"The officer who just shot the dogs touched me and smiled when I felt most unhappy," recalled Joamie. She was one of the elders who told a committee on Aboriginal and Northern Affairs in Ottawa about her dog team being shot outside of Iqaluit early in 1960.
The team was her family's only mode of transportation.
It was a confusing tragedy, never properly explained to her by anyone.
Now Joamie, like a dwindling number of Inuit elders, recalls entire dog teams being slaughtered between 1950 and 1970.
They hope a federal inquiry into what happened will give them answers they have sought for years.
Now that probe is a few steps closer.
A House of Commons standing committee on aboriginal affairs and Northern development has requested the federal government appoint a judge before April 15, 2005, to look into the slaughter of Inuit dogs.
Nunavut MLAs voted unanimously in the Legislative Assembly on March 22 to support calls for a federal probe.
"This issue has caused us pain for many years," said Peter Kattuk, Hudson Bay MLA.
"A judicial inquiry would move us a step closer to healing."
The motion for a judicial inquiry has been put forward to the House of Commons.
However, the federal government is not obligated under its own laws to respond to this motion.
Thomas Alikatuktuk, president of the Qikiqtani Inuit Association (QIA), hopes to see the inquiry happen.
Alikatuktuk explained that the issue of dog slaughters has existed in oral tradition for years.
"We hope to document this part of Inuit history so that it is not forgotten and to help better understand how our culture was affected," said Alikatuktuk.
The standing committee in Ottawa heard from Inuit elders, representatives of the RCMP, and MPs on the dog slaughter issue.
Inuit say there was an organized slaughter of their dog teams by the RCMP between the 1950s and 1970s which robbed Inuit of their only mode of transportation, and prevented them from hunting.
During the meetings in Ottawa, RCMP admitted dogs were killed in the North. RCMP records show many dogs were killed in the 1960s after dogs were found to have distemper.

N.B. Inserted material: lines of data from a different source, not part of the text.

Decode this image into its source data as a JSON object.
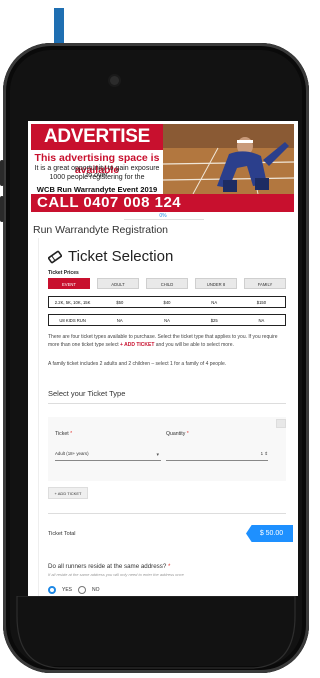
{
  "ad": {
    "title": "ADVERTISE HERE",
    "subtitle": "This advertising space is available",
    "line1": "It is a great opportunity to gain exposure to over",
    "line2": "1000 people registering for the",
    "event": "WCB Run Warrandyte Event 2019",
    "call": "CALL 0407 008 124"
  },
  "progress": {
    "label": "0%",
    "value": 0
  },
  "form_title": "Run Warrandyte Registration",
  "section": {
    "title": "Ticket Selection",
    "prices_label": "Ticket Prices"
  },
  "price_tabs": [
    "EVENT",
    "ADULT",
    "CHILD",
    "UNDER 8",
    "FAMILY"
  ],
  "price_rows": [
    [
      "2.2K, 5K, 10K, 15K",
      "$50",
      "$40",
      "NA",
      "$150"
    ],
    [
      "U8 KIDS RUN",
      "NA",
      "NA",
      "$25",
      "NA"
    ]
  ],
  "info": {
    "p1_a": "There are four ticket types available to purchase. Select the ticket type that applies to you. If you require more than one ticket type select ",
    "p1_red": "+ ADD TICKET",
    "p1_b": " and you will be able to select more.",
    "p2": "A family ticket includes 2 adults and 2 children – select 1 for a family of 4 people."
  },
  "select_label": "Select your Ticket Type",
  "ticket_field": {
    "label": "Ticket",
    "required": "*",
    "value": "Adult (18+ years)"
  },
  "quantity_field": {
    "label": "Quantity",
    "required": "*",
    "value": "1"
  },
  "add_ticket": "+ ADD TICKET",
  "total": {
    "label": "Ticket Total",
    "value": "$ 50.00"
  },
  "question": {
    "label": "Do all runners reside at the same address?",
    "required": "*",
    "hint": "If all reside at the same address you will only need to enter the address once",
    "options": [
      "YES",
      "NO"
    ]
  },
  "colors": {
    "brand_red": "#c8102e",
    "accent_blue": "#1e90ff",
    "arrow_blue": "#1f6fb2"
  }
}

But RCMP firmly denies sled dogs were systematically killed to prevent Inuit from travelling around.
Committee members support Inuit
Many on the committee, like Bloc Quebecois MP Bernard Cleary, expressed support of the Inuit on this issue, and didn't buy the RCMP's version of events.
"I prefer to rely on what I heard here from the people who spoke to us," said Cleary. "They are the ones who lived through this experience," said Cleary.
Northern Quebec Senator Charlie Watt had strong words about why he feels this judicial inquiry should move forward.
"We all know that back in the 1950s and 1960s...the government of the day ... had a policy. The system in the country had a policy to slow down the ability of the nomadic people to move around in the country in order to bring their kids into the community to be educated. We all know that," he said.
"That was one of the big factors as to why dogs were slaughtered."
So far, there is no word yet from federal justice minister Anne McLellan whether or she supports the call for the judicial inquiry.
Entered into evidence:
Joanasie Maniapik, now an elder, was living with his family at a camp located outside of Panniqtuuq in 1965. He recalled his experience for the Standing Committee on Aboriginal Affairs in Ottawa, March 10:
"Back in 1965 my dogs were killed, around March 13. I had gone to buy supplies using my dog team. My wife was back at the camp, and I was going to go back to my camp the next day. Because I was going to leave the next day, I went to buy supplies right away.
"As I was buying supplies, someone approached me and said my dogs were being shot. I went down to see what was happening and I saw two police officers. There was an officer and an assistant, and all my dogs were dead... I was in so much pain. My life was destroyed. I tried taking their harnesses off. As I was trying to take them off, I was crying."